### App and web page records:
# # # #

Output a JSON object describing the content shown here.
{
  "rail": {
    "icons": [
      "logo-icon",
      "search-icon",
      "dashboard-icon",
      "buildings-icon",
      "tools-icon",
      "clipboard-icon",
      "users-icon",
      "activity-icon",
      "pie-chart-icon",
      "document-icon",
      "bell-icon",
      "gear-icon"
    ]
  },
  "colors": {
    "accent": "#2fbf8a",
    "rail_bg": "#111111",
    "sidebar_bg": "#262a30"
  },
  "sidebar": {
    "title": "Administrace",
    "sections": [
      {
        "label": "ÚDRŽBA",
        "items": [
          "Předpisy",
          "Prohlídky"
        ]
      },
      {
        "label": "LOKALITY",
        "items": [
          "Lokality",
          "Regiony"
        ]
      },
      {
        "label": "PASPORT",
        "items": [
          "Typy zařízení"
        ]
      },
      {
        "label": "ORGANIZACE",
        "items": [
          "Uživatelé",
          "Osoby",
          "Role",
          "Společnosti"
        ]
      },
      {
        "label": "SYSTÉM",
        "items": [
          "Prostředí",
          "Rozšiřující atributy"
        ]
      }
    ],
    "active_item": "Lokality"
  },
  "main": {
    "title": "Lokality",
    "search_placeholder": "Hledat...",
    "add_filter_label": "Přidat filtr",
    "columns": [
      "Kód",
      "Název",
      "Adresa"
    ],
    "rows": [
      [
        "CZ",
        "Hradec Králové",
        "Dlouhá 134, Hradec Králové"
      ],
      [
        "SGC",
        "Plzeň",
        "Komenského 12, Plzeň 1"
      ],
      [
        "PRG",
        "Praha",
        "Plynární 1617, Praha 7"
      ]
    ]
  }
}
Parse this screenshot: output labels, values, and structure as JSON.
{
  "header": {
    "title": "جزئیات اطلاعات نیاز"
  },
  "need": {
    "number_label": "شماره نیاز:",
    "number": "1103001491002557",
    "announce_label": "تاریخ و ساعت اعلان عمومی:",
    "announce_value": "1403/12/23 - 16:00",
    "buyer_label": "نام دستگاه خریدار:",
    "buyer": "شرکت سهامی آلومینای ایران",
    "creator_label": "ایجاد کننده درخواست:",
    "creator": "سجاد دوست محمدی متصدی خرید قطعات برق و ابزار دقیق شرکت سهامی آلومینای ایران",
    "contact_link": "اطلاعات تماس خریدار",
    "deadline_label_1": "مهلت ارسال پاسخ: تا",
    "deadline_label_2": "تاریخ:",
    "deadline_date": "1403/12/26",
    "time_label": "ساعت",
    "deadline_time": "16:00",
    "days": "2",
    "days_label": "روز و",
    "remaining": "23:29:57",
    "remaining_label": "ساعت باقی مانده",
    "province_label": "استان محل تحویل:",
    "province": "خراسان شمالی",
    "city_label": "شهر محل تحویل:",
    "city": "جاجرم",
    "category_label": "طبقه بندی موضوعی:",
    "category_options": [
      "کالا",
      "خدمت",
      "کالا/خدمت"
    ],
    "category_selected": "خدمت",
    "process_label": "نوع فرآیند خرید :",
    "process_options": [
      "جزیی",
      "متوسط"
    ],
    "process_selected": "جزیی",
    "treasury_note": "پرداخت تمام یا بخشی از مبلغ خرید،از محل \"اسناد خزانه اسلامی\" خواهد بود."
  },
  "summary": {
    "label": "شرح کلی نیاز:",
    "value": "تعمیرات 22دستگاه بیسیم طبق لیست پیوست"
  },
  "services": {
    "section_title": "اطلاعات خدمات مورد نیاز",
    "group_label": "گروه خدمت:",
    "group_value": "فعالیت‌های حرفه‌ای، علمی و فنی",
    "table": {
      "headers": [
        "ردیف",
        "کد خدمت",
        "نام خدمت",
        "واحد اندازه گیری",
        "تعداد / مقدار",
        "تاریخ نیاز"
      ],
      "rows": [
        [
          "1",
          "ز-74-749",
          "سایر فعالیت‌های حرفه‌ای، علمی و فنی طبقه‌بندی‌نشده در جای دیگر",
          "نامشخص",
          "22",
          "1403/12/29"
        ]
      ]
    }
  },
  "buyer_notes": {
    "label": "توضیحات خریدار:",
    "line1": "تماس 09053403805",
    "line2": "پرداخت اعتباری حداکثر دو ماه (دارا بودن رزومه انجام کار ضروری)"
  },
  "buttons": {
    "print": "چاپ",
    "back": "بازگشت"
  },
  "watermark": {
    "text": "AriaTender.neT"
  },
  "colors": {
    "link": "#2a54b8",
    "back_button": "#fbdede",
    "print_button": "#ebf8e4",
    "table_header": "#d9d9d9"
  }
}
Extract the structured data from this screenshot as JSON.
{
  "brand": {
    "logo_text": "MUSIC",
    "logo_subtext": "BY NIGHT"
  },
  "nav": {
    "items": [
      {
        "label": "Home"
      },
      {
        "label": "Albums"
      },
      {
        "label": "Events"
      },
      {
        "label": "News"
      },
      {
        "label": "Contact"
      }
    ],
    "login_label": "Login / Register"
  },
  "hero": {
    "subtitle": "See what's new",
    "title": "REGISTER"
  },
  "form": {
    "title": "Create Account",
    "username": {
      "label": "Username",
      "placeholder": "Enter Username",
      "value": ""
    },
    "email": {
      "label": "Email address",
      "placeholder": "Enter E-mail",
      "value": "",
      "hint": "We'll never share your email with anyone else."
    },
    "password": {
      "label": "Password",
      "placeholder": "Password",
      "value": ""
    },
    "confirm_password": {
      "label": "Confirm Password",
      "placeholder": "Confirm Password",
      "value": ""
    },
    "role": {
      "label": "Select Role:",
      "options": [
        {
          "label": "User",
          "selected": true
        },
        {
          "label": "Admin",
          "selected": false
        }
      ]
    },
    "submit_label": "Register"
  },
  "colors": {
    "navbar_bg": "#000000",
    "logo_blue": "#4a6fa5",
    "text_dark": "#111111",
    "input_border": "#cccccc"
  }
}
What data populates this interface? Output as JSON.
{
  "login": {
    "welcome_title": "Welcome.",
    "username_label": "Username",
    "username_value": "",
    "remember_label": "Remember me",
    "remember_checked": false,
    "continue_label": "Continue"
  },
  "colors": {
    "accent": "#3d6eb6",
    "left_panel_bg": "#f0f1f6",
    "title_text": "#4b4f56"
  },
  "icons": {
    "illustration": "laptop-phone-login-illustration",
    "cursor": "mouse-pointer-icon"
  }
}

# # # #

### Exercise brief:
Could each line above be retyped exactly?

### Answer area:
Output a JSON object describing the content shown here.
{
  "rail": {
    "icons": [
      "logo-icon",
      "search-icon",
      "dashboard-icon",
      "buildings-icon",
      "tools-icon",
      "clipboard-icon",
      "users-icon",
      "activity-icon",
      "pie-chart-icon",
      "document-icon",
      "bell-icon",
      "gear-icon"
    ]
  },
  "colors": {
    "accent": "#2fbf8a",
    "rail_bg": "#111111",
    "sidebar_bg": "#262a30"
  },
  "sidebar": {
    "title": "Administrace",
    "sections": [
      {
        "label": "ÚDRŽBA",
        "items": [
          "Předpisy",
          "Prohlídky"
        ]
      },
      {
        "label": "LOKALITY",
        "items": [
          "Lokality",
          "Regiony"
        ]
      },
      {
        "label": "PASPORT",
        "items": [
          "Typy zařízení"
        ]
      },
      {
        "label": "ORGANIZACE",
        "items": [
          "Uživatelé",
          "Osoby",
          "Role",
          "Společnosti"
        ]
      },
      {
        "label": "SYSTÉM",
        "items": [
          "Prostředí",
          "Rozšiřující atributy"
        ]
      }
    ],
    "active_item": "Lokality"
  },
  "main": {
    "title": "Lokality",
    "search_placeholder": "Hledat...",
    "add_filter_label": "Přidat filtr",
    "columns": [
      "Kód",
      "Název",
      "Adresa"
    ],
    "rows": [
      [
        "CZ",
        "Hradec Králové",
        "Dlouhá 134, Hradec Králové"
      ],
      [
        "SGC",
        "Plzeň",
        "Komenského 12, Plzeň 1"
      ],
      [
        "PRG",
        "Praha",
        "Plynární 1617, Praha 7"
      ]
    ]
  }
}
Parse this screenshot: output labels, values, and structure as JSON.
{
  "header": {
    "title": "جزئیات اطلاعات نیاز"
  },
  "need": {
    "number_label": "شماره نیاز:",
    "number": "1103001491002557",
    "announce_label": "تاریخ و ساعت اعلان عمومی:",
    "announce_value": "1403/12/23 - 16:00",
    "buyer_label": "نام دستگاه خریدار:",
    "buyer": "شرکت سهامی آلومینای ایران",
    "creator_label": "ایجاد کننده درخواست:",
    "creator": "سجاد دوست محمدی متصدی خرید قطعات برق و ابزار دقیق شرکت سهامی آلومینای ایران",
    "contact_link": "اطلاعات تماس خریدار",
    "deadline_label_1": "مهلت ارسال پاسخ: تا",
    "deadline_label_2": "تاریخ:",
    "deadline_date": "1403/12/26",
    "time_label": "ساعت",
    "deadline_time": "16:00",
    "days": "2",
    "days_label": "روز و",
    "remaining": "23:29:57",
    "remaining_label": "ساعت باقی مانده",
    "province_label": "استان محل تحویل:",
    "province": "خراسان شمالی",
    "city_label": "شهر محل تحویل:",
    "city": "جاجرم",
    "category_label": "طبقه بندی موضوعی:",
    "category_options": [
      "کالا",
      "خدمت",
      "کالا/خدمت"
    ],
    "category_selected": "خدمت",
    "process_label": "نوع فرآیند خرید :",
    "process_options": [
      "جزیی",
      "متوسط"
    ],
    "process_selected": "جزیی",
    "treasury_note": "پرداخت تمام یا بخشی از مبلغ خرید،از محل \"اسناد خزانه اسلامی\" خواهد بود."
  },
  "summary": {
    "label": "شرح کلی نیاز:",
    "value": "تعمیرات 22دستگاه بیسیم طبق لیست پیوست"
  },
  "services": {
    "section_title": "اطلاعات خدمات مورد نیاز",
    "group_label": "گروه خدمت:",
    "group_value": "فعالیت‌های حرفه‌ای، علمی و فنی",
    "table": {
      "headers": [
        "ردیف",
        "کد خدمت",
        "نام خدمت",
        "واحد اندازه گیری",
        "تعداد / مقدار",
        "تاریخ نیاز"
      ],
      "rows": [
        [
          "1",
          "ز-74-749",
          "سایر فعالیت‌های حرفه‌ای، علمی و فنی طبقه‌بندی‌نشده در جای دیگر",
          "نامشخص",
          "22",
          "1403/12/29"
        ]
      ]
    }
  },
  "buyer_notes": {
    "label": "توضیحات خریدار:",
    "line1": "تماس 09053403805",
    "line2": "پرداخت اعتباری حداکثر دو ماه (دارا بودن رزومه انجام کار ضروری)"
  },
  "buttons": {
    "print": "چاپ",
    "back": "بازگشت"
  },
  "watermark": {
    "text": "AriaTender.neT"
  },
  "colors": {
    "link": "#2a54b8",
    "back_button": "#fbdede",
    "print_button": "#ebf8e4",
    "table_header": "#d9d9d9"
  }
}
Extract the structured data from this screenshot as JSON.
{
  "brand": {
    "logo_text": "MUSIC",
    "logo_subtext": "BY NIGHT"
  },
  "nav": {
    "items": [
      {
        "label": "Home"
      },
      {
        "label": "Albums"
      },
      {
        "label": "Events"
      },
      {
        "label": "News"
      },
      {
        "label": "Contact"
      }
    ],
    "login_label": "Login / Register"
  },
  "hero": {
    "subtitle": "See what's new",
    "title": "REGISTER"
  },
  "form": {
    "title": "Create Account",
    "username": {
      "label": "Username",
      "placeholder": "Enter Username",
      "value": ""
    },
    "email": {
      "label": "Email address",
      "placeholder": "Enter E-mail",
      "value": "",
      "hint": "We'll never share your email with anyone else."
    },
    "password": {
      "label": "Password",
      "placeholder": "Password",
      "value": ""
    },
    "confirm_password": {
      "label": "Confirm Password",
      "placeholder": "Confirm Password",
      "value": ""
    },
    "role": {
      "label": "Select Role:",
      "options": [
        {
          "label": "User",
          "selected": true
        },
        {
          "label": "Admin",
          "selected": false
        }
      ]
    },
    "submit_label": "Register"
  },
  "colors": {
    "navbar_bg": "#000000",
    "logo_blue": "#4a6fa5",
    "text_dark": "#111111",
    "input_border": "#cccccc"
  }
}
What data populates this interface? Output as JSON.
{
  "login": {
    "welcome_title": "Welcome.",
    "username_label": "Username",
    "username_value": "",
    "remember_label": "Remember me",
    "remember_checked": false,
    "continue_label": "Continue"
  },
  "colors": {
    "accent": "#3d6eb6",
    "left_panel_bg": "#f0f1f6",
    "title_text": "#4b4f56"
  },
  "icons": {
    "illustration": "laptop-phone-login-illustration",
    "cursor": "mouse-pointer-icon"
  }
}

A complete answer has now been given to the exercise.